The little blond boy looked to be five years old. Perhaps a big four. He was dressed in a little boy’s winter parka that bulked him up to look as big around as he was tall.
He stood on the walkway fronting a series of abutting strip mall stores. He was waiting beside a brimming grocery cart as his mother unlocked the doors to her minivan.
He looked more intrigued by a nearby pair of large, blue USPS mailboxes. He looked around, the way children that age do, when all the world is over their heads. He looked up at the monster mailboxes. He looked up at the strange neon glyphs in the store’s windows that—unbeknownst to him—spelled out the business’s name.
He looked up at the icicles dripping from the building’s eaves. He looked up at the crevices of blue splitting the thick white clouds overhead. He looked up at the metal basket filled with plastic bags packed with cans and jars and fruits and vegetables. He looked just in time to spot the cart start rolling toward the parking lot.
The little fellow visibly started. It was if the wheels in his head were spinning overtime. He made a decision! He ran after the cart and tried to grab it.
The cart rolled undeterred. It bounced against the minivan’s bumper.
“Kevin!” the mother shrieked. “What are you doing? Never do that again! It’s too big for you!”
I saw this as I was walking out to my car to get a tool I needed. I knew it was none of my business.
No one wants unsolicited comments in the midst of her parenting. Particularly from someone in a hardhat and grimy work clothes.
But I couldn’t help myself. I really felt for the little guy, getting chastised for something he hadn’t done.
“He didn’t touch it, ma’am. It started rolling by itself.”
She didn’t say a word to me. But she asked her son, ‘Were you trying to stop it?”
“Yes, ma’am,” I said as I turned the corner. “That’s exactly what happened.”
She didn’t say anything else. I would have liked to have heard an apology. I suppose that’s too much to ask. But screaming at a little boy to never do something again … that’s the kind of seed that burrows into the unconscious mind and sprouts later as an adult neurosis.
But it was none of my business.
I went back to my job.
There must have been something in the air today. It seemed like a day for interacting with cute little boys.
One of the tasks I performed today involved running metallic-sheathed cable for a lighting control circuit from a junction box in above of the cash registers to another box on a wall some forty feet away. It required me to maneuver a scissor lift between the check-out aisles and thread the cable along a wind brace near the ceiling.

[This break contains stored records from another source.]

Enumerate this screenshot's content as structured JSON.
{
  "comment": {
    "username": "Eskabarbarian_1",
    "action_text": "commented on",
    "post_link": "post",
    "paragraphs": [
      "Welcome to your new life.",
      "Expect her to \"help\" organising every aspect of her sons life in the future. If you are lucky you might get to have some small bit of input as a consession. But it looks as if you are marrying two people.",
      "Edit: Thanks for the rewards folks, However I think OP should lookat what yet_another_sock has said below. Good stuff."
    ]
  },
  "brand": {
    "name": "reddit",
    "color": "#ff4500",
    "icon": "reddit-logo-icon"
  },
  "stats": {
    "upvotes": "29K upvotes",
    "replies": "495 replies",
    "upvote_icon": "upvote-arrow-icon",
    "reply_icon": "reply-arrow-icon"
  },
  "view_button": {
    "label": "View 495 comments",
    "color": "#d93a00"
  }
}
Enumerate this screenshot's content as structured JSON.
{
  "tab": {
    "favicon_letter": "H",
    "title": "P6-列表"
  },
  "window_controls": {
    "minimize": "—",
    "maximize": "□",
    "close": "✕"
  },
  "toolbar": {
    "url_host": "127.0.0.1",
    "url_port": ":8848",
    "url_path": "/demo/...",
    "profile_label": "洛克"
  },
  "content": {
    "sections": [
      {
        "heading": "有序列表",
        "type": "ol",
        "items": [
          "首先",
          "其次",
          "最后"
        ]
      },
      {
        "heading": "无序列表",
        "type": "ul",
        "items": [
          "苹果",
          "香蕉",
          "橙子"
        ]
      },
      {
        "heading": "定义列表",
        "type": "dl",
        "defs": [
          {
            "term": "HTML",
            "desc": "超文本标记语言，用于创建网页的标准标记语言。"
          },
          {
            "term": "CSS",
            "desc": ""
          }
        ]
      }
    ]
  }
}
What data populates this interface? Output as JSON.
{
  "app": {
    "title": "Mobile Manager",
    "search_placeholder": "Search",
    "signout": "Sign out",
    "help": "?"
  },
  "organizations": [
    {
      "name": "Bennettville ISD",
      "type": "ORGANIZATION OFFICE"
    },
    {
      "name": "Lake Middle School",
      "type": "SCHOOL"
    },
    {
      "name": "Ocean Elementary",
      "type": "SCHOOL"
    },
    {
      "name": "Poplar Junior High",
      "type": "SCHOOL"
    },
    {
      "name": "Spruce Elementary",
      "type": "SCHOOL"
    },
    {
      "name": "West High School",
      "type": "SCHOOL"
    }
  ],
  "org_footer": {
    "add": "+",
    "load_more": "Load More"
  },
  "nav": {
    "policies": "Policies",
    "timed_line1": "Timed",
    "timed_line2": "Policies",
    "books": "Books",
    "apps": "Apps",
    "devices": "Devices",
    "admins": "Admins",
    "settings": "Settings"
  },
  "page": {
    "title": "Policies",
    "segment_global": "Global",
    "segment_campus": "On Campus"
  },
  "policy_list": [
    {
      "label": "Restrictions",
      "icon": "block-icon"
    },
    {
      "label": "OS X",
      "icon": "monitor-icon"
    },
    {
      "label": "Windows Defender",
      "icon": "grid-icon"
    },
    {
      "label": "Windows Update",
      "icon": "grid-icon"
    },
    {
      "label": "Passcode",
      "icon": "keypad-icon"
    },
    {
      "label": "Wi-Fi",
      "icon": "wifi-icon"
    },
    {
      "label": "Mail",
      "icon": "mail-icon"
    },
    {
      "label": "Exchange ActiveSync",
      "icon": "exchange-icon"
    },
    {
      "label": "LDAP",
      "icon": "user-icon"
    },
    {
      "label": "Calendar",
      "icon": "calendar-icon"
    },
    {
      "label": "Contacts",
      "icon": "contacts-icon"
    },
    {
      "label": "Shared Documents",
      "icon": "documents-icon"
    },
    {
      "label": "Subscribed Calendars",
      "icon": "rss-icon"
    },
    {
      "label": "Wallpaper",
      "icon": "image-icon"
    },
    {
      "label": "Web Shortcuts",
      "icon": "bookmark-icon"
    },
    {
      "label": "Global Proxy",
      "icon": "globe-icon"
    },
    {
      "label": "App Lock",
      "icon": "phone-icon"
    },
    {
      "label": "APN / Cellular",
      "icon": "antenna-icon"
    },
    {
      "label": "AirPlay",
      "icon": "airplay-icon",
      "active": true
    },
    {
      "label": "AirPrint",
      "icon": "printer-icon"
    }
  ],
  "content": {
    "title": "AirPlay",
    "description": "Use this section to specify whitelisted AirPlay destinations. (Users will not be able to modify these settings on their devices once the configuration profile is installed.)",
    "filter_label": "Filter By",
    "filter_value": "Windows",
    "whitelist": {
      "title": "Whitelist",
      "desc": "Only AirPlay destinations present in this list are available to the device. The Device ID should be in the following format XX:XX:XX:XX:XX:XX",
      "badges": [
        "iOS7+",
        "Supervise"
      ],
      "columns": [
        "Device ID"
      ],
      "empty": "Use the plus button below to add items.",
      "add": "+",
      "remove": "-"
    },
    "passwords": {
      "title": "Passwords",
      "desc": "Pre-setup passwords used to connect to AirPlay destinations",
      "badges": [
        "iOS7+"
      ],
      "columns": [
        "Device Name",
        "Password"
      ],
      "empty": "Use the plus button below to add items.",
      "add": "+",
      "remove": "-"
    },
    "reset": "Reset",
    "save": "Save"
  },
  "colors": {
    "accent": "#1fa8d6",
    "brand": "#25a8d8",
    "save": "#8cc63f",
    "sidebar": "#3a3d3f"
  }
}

This is renovation so there is already a functioning store throwing obstacles in my way. The work was not difficult, just time consuming. And, of course, I had to take care where I was driving the lift. Other workers and grocery employees and customers were always nearby.
I’ve told people before that what I do is sometimes like playing with a giant Erector set. It is, of course, the kind of work little boys think they might like to grow up to do. There have been times on nearly every construction job I have ever worked where my crew attracted an audience of young children.
You never see little children standing around watching some guy in an office.
I remember going to work with my Dad, when he was stationed at Ft. Monroe. Dad worked for TRADOC, which is Pentagon-speak for “Training and Doctrine”. He wrote. Essentially he was updating and revising various Army training manuals. It wasn’t very exciting, for a young boy. He gave me papers and pencils and I entertained myself. Mostly doodling.
I didn’t stand around and watch him type.
As I was finishing the task, this morning, I saw another little boy, walking with his mother and sister. He was wide-eyed watching me. I smiled at him.
“This is a great job!” I told him. “Beats working at an office!”